Provisional figures for the 12 months up to March 2008 indicate that the Department for International Development (DFID) spent £342 million on humanitarian programmes, and much of this will have helped mitigate the effects of high food prices. A further £30 million was pledged to the World Food programme (WFP) last week. Our approach has prioritised protecting the extreme poor from the effects of high food prices. In Africa,
DFID spent £50 million over the last year on social safety net programmes, which reach 10 million people in Ethiopia, Malawi, Zimbabwe, Zambia and Kenya. As part of our longer term work, DFID spends around £120 million a year directly on agriculture to help increase food production. Last week we announced an additional £400 million over the next five years to be spent on agricultural research.
Mr. Jim Cunningham: To ask the Secretary of State for International Development what steps the Government have taken to involve private sector organisations in the facilitation of development in developing countries since 1999. 
Mr. Malik: The UK Government work with developing country governments to support the growth of the private sector in their countries, and we fund a range of initiatives to encourage business to invest in key areas.
We are currently working with major companies on the business call to action and on May 6 we showcased concrete initiatives taken by leading companies to use their core business to promote growth and development.
The Department for International Development (DFID) has helped to establish and provides financing to the Infrastructure Consortium for Africa and the Private Infrastructure Development Group. Jointly with business we support the Investment Climate Facility for Africa, and recently announced the establishment of the International Growth Centre, which will deliver world class research and analytical and policy support to developing countries on growth.

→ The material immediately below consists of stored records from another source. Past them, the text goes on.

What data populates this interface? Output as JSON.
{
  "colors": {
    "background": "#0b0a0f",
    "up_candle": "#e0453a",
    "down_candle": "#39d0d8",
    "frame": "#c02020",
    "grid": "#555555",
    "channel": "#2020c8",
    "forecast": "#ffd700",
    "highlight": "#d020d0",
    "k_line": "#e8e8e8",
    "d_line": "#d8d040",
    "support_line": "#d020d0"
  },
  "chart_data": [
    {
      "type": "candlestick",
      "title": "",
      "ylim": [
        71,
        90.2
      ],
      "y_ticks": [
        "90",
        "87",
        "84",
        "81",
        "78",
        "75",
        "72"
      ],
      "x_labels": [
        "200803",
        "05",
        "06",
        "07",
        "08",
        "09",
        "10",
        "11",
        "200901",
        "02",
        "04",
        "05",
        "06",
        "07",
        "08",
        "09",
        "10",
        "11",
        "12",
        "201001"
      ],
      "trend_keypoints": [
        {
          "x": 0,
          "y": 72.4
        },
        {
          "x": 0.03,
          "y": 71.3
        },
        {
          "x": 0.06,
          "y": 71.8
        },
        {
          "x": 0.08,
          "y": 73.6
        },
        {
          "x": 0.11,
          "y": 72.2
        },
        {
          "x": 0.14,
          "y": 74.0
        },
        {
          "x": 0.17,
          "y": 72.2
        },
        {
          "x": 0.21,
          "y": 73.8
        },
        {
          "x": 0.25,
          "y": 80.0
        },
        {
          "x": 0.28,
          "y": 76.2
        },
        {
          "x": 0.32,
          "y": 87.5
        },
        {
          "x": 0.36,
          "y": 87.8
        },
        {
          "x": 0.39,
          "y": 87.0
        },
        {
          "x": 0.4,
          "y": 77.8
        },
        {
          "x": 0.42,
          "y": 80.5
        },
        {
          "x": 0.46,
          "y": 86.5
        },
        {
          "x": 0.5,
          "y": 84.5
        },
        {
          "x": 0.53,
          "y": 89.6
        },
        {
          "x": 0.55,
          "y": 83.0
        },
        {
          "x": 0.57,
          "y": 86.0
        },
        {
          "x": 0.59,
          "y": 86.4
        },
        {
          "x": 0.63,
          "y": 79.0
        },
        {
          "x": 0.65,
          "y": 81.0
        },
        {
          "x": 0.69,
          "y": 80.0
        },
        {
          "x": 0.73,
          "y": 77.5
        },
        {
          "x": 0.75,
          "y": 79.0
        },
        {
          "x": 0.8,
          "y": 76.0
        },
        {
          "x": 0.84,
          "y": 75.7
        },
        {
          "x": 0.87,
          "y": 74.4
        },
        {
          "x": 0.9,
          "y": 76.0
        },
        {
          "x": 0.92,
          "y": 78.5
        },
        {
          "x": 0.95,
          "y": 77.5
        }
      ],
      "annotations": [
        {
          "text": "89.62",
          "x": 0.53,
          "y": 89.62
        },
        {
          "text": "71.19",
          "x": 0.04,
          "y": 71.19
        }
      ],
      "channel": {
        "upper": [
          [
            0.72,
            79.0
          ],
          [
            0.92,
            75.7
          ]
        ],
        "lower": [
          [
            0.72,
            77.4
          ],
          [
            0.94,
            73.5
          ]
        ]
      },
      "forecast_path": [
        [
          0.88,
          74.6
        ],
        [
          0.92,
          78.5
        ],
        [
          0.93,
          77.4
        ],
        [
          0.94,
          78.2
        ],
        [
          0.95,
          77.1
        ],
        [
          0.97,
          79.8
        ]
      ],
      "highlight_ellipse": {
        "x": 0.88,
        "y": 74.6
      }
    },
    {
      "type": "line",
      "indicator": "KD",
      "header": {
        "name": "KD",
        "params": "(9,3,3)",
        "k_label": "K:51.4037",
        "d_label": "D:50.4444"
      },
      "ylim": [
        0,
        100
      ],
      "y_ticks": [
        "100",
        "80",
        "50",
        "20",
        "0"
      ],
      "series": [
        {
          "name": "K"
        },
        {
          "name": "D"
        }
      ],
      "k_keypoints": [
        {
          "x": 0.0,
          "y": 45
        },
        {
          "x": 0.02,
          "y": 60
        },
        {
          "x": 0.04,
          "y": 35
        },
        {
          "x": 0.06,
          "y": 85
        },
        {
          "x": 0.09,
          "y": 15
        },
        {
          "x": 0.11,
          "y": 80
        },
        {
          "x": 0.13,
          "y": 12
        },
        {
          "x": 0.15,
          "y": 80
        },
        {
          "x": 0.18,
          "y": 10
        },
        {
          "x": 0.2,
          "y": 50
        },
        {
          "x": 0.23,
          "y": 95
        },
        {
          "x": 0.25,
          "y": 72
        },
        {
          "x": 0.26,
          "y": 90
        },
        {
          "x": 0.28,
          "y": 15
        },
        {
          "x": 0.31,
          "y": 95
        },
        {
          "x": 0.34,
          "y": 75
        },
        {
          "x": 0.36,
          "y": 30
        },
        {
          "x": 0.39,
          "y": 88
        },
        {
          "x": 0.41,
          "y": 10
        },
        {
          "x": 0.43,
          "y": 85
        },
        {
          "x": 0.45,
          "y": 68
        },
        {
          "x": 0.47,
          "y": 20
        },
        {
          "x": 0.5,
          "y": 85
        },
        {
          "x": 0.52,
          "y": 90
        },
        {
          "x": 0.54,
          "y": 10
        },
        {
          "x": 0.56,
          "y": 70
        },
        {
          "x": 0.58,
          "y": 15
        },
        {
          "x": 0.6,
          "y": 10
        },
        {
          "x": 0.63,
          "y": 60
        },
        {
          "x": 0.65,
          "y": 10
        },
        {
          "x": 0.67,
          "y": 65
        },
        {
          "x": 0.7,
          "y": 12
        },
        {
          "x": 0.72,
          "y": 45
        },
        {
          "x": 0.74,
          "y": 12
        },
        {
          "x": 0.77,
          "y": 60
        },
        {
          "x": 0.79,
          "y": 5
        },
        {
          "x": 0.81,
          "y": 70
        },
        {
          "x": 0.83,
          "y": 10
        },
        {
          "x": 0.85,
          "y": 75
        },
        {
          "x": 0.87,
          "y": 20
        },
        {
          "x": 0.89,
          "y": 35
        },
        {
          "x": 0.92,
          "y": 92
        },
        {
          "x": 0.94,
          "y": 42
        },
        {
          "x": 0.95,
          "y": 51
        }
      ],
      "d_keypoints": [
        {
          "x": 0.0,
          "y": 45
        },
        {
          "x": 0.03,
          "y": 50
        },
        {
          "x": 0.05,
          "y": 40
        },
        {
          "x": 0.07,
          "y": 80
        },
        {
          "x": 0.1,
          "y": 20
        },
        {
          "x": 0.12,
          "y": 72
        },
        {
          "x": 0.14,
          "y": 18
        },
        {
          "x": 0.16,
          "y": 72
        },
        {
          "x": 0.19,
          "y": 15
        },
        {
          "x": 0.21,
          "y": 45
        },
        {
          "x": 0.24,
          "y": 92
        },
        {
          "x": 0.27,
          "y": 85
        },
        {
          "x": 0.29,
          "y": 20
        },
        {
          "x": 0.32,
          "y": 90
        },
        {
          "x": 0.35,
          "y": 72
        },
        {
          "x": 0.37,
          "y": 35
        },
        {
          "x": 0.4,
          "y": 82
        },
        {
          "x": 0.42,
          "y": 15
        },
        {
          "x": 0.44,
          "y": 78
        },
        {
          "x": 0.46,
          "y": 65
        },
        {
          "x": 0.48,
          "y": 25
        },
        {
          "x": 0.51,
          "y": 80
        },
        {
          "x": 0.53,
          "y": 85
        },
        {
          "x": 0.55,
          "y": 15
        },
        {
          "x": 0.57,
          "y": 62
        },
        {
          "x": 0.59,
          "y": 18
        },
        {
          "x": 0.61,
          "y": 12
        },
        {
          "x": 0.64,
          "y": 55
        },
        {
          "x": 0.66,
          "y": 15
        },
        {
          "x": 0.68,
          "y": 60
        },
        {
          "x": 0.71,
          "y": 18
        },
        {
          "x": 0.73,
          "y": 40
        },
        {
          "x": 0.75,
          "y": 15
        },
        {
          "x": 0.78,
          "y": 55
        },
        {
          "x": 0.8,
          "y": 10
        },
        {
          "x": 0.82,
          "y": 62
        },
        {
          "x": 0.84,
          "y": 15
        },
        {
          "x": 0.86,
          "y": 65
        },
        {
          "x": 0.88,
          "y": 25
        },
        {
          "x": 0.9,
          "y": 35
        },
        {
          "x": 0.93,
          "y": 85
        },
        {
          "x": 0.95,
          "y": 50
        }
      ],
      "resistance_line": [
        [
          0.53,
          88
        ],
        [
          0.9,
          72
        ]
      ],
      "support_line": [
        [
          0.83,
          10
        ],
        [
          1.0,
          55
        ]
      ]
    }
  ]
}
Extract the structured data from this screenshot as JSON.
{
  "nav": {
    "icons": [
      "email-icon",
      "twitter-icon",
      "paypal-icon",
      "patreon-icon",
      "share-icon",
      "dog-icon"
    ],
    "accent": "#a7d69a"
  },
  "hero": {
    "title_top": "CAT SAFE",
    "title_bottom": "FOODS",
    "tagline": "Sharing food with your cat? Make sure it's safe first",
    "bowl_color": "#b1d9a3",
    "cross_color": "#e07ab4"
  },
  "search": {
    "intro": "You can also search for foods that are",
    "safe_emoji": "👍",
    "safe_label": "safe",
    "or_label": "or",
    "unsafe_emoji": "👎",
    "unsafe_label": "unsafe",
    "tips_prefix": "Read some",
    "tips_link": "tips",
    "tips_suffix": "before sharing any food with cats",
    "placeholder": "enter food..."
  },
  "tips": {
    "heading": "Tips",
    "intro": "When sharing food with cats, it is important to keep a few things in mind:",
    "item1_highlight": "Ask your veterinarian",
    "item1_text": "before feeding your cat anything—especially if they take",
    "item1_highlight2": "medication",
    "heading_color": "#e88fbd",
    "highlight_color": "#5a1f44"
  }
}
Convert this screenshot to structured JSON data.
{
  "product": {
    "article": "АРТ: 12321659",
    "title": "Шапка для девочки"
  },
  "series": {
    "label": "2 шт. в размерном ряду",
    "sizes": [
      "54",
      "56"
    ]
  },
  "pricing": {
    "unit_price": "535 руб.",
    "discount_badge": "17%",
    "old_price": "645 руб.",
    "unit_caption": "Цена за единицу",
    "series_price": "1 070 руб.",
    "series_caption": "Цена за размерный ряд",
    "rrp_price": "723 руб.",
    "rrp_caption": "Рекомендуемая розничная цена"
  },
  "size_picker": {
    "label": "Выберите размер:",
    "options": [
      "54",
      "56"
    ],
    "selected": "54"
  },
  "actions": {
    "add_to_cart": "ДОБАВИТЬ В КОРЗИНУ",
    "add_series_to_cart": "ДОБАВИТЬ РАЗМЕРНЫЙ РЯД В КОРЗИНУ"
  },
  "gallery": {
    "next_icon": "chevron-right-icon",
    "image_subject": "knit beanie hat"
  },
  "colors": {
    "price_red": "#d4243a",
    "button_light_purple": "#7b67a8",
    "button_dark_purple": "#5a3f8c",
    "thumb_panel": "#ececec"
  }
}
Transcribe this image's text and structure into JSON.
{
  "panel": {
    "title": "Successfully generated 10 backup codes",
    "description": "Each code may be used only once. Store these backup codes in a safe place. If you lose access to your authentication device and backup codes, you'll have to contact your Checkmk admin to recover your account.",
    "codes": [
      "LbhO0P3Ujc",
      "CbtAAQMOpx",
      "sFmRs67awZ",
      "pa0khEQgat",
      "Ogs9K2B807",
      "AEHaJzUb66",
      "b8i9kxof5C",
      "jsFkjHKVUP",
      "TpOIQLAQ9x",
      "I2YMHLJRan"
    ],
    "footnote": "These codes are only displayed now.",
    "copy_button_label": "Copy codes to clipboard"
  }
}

DFID also works directly with individual companies and business organisations to maximise the impact of business on development. The UK Government launched the extractive industries transparency initiative in 2002 and are currently launching two new initiatives to promote transparency in the construction sector and the medicines sectorthe construction sector transparency (CoST) initiative and the medicines transparency alliance (MeTA). DFID also supports the ethical trading initiative and the multi-fibre arrangement forum, both of which promote responsible and successful business practices.
Mr. Todd: To ask the Secretary of State for International Development whether he has discussed programmes which could be designed to reduce the flow of street children to Latin American cities with partner non-governmental organisations. 
Mr. Malik: Neither I nor my right hon. Friend the Secretary of State for International Development have had discussions with partner non-governmental organisations about programmes which could be designed to reduce the flow of street children to Latin American cities. In Latin America we work through multilateral institutions such as the EC and World Bank and the plight of these vulnerable groups is an important priority in their programmes.
Mr. Gregory Campbell: To ask the Secretary of State for International Development what proportion of international aid requested from the UK by overseas countries was paid in each year between 1997 and 2007. 
Mr. Malik: The Department for International Development (DFID) does not hold figures on the proportion of international aid requested from the UK by overseas countries that was paid in each year between 1997 and 2007.
|UK official development assistance, 1997 to 2007|
On the island, the formal procedure for applying to the Governor-in-Council for the granting of planning permission started on 5 May. A public information week will be held later in May as part of this process.
|Next Section||Index||Home Page|